Dataset rows describing interfaces
****
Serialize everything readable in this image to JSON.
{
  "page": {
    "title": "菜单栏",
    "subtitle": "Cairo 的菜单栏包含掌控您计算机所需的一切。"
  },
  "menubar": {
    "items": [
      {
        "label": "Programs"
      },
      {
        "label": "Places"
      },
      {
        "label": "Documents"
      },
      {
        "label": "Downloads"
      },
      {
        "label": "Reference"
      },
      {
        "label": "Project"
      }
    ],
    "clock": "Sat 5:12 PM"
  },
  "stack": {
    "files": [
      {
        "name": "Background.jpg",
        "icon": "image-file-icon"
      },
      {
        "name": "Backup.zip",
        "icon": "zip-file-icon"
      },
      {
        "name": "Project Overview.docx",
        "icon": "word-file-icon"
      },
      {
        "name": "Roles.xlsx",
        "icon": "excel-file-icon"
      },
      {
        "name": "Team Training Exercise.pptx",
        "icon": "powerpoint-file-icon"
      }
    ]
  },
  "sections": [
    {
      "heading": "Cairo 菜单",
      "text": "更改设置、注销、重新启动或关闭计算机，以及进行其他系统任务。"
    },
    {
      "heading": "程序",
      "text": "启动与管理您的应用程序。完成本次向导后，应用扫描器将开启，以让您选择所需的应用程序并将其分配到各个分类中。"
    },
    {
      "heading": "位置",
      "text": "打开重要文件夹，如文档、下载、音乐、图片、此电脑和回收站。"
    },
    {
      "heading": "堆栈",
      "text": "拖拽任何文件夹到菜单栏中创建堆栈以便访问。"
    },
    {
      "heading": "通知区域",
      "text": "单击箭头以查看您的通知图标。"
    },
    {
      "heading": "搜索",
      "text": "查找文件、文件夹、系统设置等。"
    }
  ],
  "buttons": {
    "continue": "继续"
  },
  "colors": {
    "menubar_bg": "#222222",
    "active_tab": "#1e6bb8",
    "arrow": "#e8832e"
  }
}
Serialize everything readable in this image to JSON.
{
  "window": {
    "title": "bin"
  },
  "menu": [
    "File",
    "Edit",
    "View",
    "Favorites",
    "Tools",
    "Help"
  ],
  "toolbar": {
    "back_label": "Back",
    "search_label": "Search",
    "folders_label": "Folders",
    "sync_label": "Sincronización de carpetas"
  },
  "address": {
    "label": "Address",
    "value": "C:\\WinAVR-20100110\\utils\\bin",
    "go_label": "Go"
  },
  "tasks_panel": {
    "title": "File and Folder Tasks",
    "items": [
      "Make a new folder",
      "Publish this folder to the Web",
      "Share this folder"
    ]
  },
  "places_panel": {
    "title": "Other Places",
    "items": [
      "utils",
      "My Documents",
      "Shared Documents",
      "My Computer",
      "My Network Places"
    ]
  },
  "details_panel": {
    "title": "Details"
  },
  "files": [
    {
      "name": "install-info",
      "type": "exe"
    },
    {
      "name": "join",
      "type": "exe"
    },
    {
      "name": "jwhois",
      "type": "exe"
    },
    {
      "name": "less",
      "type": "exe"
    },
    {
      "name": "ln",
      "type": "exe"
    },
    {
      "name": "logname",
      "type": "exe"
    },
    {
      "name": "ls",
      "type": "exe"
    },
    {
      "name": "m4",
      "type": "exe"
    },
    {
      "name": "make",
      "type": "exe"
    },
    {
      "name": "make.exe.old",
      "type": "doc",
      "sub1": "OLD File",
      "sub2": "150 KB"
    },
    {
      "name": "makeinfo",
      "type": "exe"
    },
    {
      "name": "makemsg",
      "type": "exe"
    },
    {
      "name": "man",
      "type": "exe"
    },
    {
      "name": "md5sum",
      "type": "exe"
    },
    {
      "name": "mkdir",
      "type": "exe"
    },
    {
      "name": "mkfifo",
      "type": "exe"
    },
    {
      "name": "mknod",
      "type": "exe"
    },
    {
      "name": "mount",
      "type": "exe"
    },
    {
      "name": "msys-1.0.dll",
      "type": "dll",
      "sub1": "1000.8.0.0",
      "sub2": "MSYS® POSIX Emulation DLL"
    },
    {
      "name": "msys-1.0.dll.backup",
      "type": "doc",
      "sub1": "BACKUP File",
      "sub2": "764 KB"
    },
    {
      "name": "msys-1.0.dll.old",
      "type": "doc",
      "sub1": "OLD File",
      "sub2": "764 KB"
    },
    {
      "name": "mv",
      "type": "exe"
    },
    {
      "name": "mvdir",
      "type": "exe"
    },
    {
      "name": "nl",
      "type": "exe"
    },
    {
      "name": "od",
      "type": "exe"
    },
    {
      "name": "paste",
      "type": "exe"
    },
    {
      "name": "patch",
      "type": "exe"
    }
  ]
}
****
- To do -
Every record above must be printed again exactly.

- Output of the exercise -
Serialize everything readable in this image to JSON.
{
  "page": {
    "title": "菜单栏",
    "subtitle": "Cairo 的菜单栏包含掌控您计算机所需的一切。"
  },
  "menubar": {
    "items": [
      {
        "label": "Programs"
      },
      {
        "label": "Places"
      },
      {
        "label": "Documents"
      },
      {
        "label": "Downloads"
      },
      {
        "label": "Reference"
      },
      {
        "label": "Project"
      }
    ],
    "clock": "Sat 5:12 PM"
  },
  "stack": {
    "files": [
      {
        "name": "Background.jpg",
        "icon": "image-file-icon"
      },
      {
        "name": "Backup.zip",
        "icon": "zip-file-icon"
      },
      {
        "name": "Project Overview.docx",
        "icon": "word-file-icon"
      },
      {
        "name": "Roles.xlsx",
        "icon": "excel-file-icon"
      },
      {
        "name": "Team Training Exercise.pptx",
        "icon": "powerpoint-file-icon"
      }
    ]
  },
  "sections": [
    {
      "heading": "Cairo 菜单",
      "text": "更改设置、注销、重新启动或关闭计算机，以及进行其他系统任务。"
    },
    {
      "heading": "程序",
      "text": "启动与管理您的应用程序。完成本次向导后，应用扫描器将开启，以让您选择所需的应用程序并将其分配到各个分类中。"
    },
    {
      "heading": "位置",
      "text": "打开重要文件夹，如文档、下载、音乐、图片、此电脑和回收站。"
    },
    {
      "heading": "堆栈",
      "text": "拖拽任何文件夹到菜单栏中创建堆栈以便访问。"
    },
    {
      "heading": "通知区域",
      "text": "单击箭头以查看您的通知图标。"
    },
    {
      "heading": "搜索",
      "text": "查找文件、文件夹、系统设置等。"
    }
  ],
  "buttons": {
    "continue": "继续"
  },
  "colors": {
    "menubar_bg": "#222222",
    "active_tab": "#1e6bb8",
    "arrow": "#e8832e"
  }
}
Serialize everything readable in this image to JSON.
{
  "window": {
    "title": "bin"
  },
  "menu": [
    "File",
    "Edit",
    "View",
    "Favorites",
    "Tools",
    "Help"
  ],
  "toolbar": {
    "back_label": "Back",
    "search_label": "Search",
    "folders_label": "Folders",
    "sync_label": "Sincronización de carpetas"
  },
  "address": {
    "label": "Address",
    "value": "C:\\WinAVR-20100110\\utils\\bin",
    "go_label": "Go"
  },
  "tasks_panel": {
    "title": "File and Folder Tasks",
    "items": [
      "Make a new folder",
      "Publish this folder to the Web",
      "Share this folder"
    ]
  },
  "places_panel": {
    "title": "Other Places",
    "items": [
      "utils",
      "My Documents",
      "Shared Documents",
      "My Computer",
      "My Network Places"
    ]
  },
  "details_panel": {
    "title": "Details"
  },
  "files": [
    {
      "name": "install-info",
      "type": "exe"
    },
    {
      "name": "join",
      "type": "exe"
    },
    {
      "name": "jwhois",
      "type": "exe"
    },
    {
      "name": "less",
      "type": "exe"
    },
    {
      "name": "ln",
      "type": "exe"
    },
    {
      "name": "logname",
      "type": "exe"
    },
    {
      "name": "ls",
      "type": "exe"
    },
    {
      "name": "m4",
      "type": "exe"
    },
    {
      "name": "make",
      "type": "exe"
    },
    {
      "name": "make.exe.old",
      "type": "doc",
      "sub1": "OLD File",
      "sub2": "150 KB"
    },
    {
      "name": "makeinfo",
      "type": "exe"
    },
    {
      "name": "makemsg",
      "type": "exe"
    },
    {
      "name": "man",
      "type": "exe"
    },
    {
      "name": "md5sum",
      "type": "exe"
    },
    {
      "name": "mkdir",
      "type": "exe"
    },
    {
      "name": "mkfifo",
      "type": "exe"
    },
    {
      "name": "mknod",
      "type": "exe"
    },
    {
      "name": "mount",
      "type": "exe"
    },
    {
      "name": "msys-1.0.dll",
      "type": "dll",
      "sub1": "1000.8.0.0",
      "sub2": "MSYS® POSIX Emulation DLL"
    },
    {
      "name": "msys-1.0.dll.backup",
      "type": "doc",
      "sub1": "BACKUP File",
      "sub2": "764 KB"
    },
    {
      "name": "msys-1.0.dll.old",
      "type": "doc",
      "sub1": "OLD File",
      "sub2": "764 KB"
    },
    {
      "name": "mv",
      "type": "exe"
    },
    {
      "name": "mvdir",
      "type": "exe"
    },
    {
      "name": "nl",
      "type": "exe"
    },
    {
      "name": "od",
      "type": "exe"
    },
    {
      "name": "paste",
      "type": "exe"
    },
    {
      "name": "patch",
      "type": "exe"
    }
  ]
}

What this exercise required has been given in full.